═══ INFORMATION GIVEN
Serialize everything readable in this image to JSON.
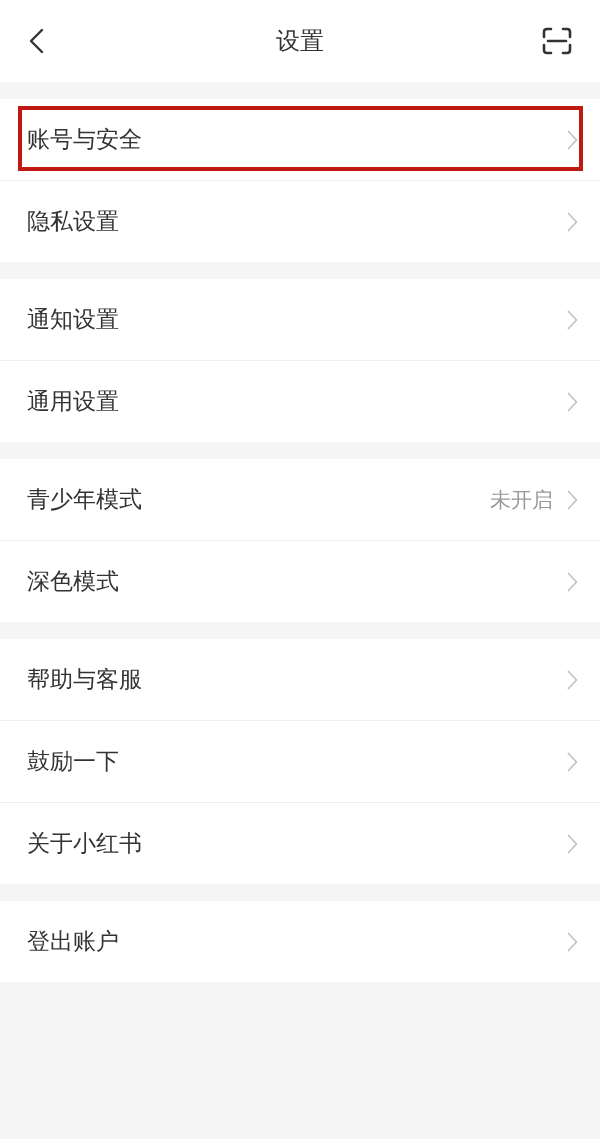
{
  "header": {
    "title": "设置"
  },
  "groups": [
    {
      "items": [
        {
          "label": "账号与安全",
          "highlighted": true
        },
        {
          "label": "隐私设置",
          "highlighted": false
        }
      ]
    },
    {
      "items": [
        {
          "label": "通知设置",
          "highlighted": false
        },
        {
          "label": "通用设置",
          "highlighted": false
        }
      ]
    },
    {
      "items": [
        {
          "label": "青少年模式",
          "value": "未开启",
          "highlighted": false
        },
        {
          "label": "深色模式",
          "highlighted": false
        }
      ]
    },
    {
      "items": [
        {
          "label": "帮助与客服",
          "highlighted": false
        },
        {
          "label": "鼓励一下",
          "highlighted": false
        },
        {
          "label": "关于小红书",
          "highlighted": false
        }
      ]
    },
    {
      "items": [
        {
          "label": "登出账户",
          "highlighted": false
        }
      ]
    }
  ]
}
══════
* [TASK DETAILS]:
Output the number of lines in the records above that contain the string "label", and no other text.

* [ANSWER SPACE]:
10